I came across a question on Quora.com from a user asking for the best way to give PowerPoint presentations. I was very impressed with one of the responses because it outlined 10 different tips to deliver great presentations. It was from Nelson Wang, Director of Channel Sales at Box and co-founder of habby.co. I was even more impressed when I visited Nelson’s website, ceolifestyle.io. Take a look at his blog and be prepared to be inspired.
These are Nelson’s top ten tips he gave in response to the question, “What is the best way to give PowerPoint presentations?”
- Tell a story – Many years ago, I saw the CEO of a Fortune 1000 company present. He talked about the vision of the company, discussed the previous year’s financials and also highlighted our product strategy. It was a fine presentation. And then something amazing happened. He told a story of how he traveled to Asia after the 2008 Sichuan earthquake. This is the same earthquake that left about 4.8 million people homeless. He showed photos of the families he had met and told us that it was our job to help them through our culture of giving back and with our technology. It was incredibly moving. I remember looking around and seeing people in tears. At that very moment, we were a group with a strong sense of collective purpose. We were unified. We were inspired. That’s the power of a great story.
- Memorize your presentation – If you have notecards in your hand while giving a presentation, you need to toss those. Now. Seriously, throw them as far as you can and run away. You need to learn to memorize your presentation. One of the best ways to learn this skill? Take a theater class. Learning to memorize acting lines is very similar to memorizing a presentation. If you can’t memorize an entire presentation, you can lean on the slides to help you jog your memory, but do not read off the slide. That’s a recipe for boredom. Don’t take the easy way out. Challenge yourself and rise to the occasion.
- More visuals, less words – Seriously folks, take a look at the world around you. We live in a world where people are visually driven. Don’t believe me? Check out this fact: Instagram has over 500 million monthly active users. I’m pretty sure you believe me now. So make sure you use visuals to help convey your message.
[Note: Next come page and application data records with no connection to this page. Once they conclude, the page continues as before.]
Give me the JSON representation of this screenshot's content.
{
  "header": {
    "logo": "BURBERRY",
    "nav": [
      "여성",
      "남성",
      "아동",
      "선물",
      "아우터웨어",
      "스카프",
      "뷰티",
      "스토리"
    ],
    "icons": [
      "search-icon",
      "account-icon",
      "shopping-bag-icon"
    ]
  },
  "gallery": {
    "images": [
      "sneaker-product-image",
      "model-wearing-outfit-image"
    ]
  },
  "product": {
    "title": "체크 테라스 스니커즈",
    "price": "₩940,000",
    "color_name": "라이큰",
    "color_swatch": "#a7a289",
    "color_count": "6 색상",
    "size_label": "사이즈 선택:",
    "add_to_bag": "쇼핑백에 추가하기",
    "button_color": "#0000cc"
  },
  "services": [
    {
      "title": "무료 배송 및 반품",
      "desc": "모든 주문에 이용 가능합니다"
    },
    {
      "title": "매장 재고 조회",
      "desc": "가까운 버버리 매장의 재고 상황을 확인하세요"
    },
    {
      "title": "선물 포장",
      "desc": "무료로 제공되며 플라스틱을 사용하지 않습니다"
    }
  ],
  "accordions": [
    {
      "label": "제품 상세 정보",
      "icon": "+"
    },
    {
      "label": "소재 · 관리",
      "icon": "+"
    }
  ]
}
For example, if I told you a story about my best friend who nearly died and now inspires me to live life to the fullest, wouldn’t that story have more of an emotional impact on you if you actually saw his photo? Thought so. Visuals helps make a personal connection.
- Use huge font – Have you ever seen a slide before with a million words on it?I bet you’re nodding your head right now. Did you ever enjoy watching someone talk through all those bullet points? I bet you’re shaking your head now. Here’s how you can avoid that mistake: Start with font size 40. I’m dead serious. This will force you to be concise. Want to know where I got this idea from? Guy Kawasaki. He was Apple’s Chief Evangelist for 4 years. He’s one of the best presenters I’ve seen. Learn from the best. Go big.
- Strong eye contact – Don’t stare at people. That’s just creepy. Do hold strong eye contact for a few seconds. It shows that you’re engaging the audience.
- The audience is your friend – So engage them like they’re your friends. Bring out your charisma. Get them to laugh. Inspire them. Motivate them. Excite them. Want to know an easy way to do this? Ask them questions. Get them involved! I do this all the time at executive dinners that I host. Guess what happens? Usually the audience provides answers that are hilarious and it can completely change the mood of the room for the better. Is it a little bit risky? Sure, because you never know what someone will say. But most of the time, it turns out really well. Don’t be afraid of the unknown.
- Own the room – When I was in the Cisco training program, one of the things we would practice is “owning the room.” As we practiced our presentations, we would walk around to different parts of the room. I’m not telling you to pace around like a mad man. I’m asking you to explore the room. Find out what feels natural to you. And then take your strides in confidence. Own it.
- Gesture with intention – Don’t wave your arms around like an air traffic controller. Do gesture with intention when you’re emphasizing a point.
- Hands by your side – Because if you’re simply holding your hands together the whole time in a triangle, you’ll look like Monty Burns.
10. And most importantly, have fun – Because life’s too short for boring presentations. And you want to know a secret? A presentation isn’t just about presenting the numbers. A presentation isn’t just about giving an operations update. A presentation isn’t just about customer satisfaction ratings. A presentation is a chance for you to make a difference in someone’s life.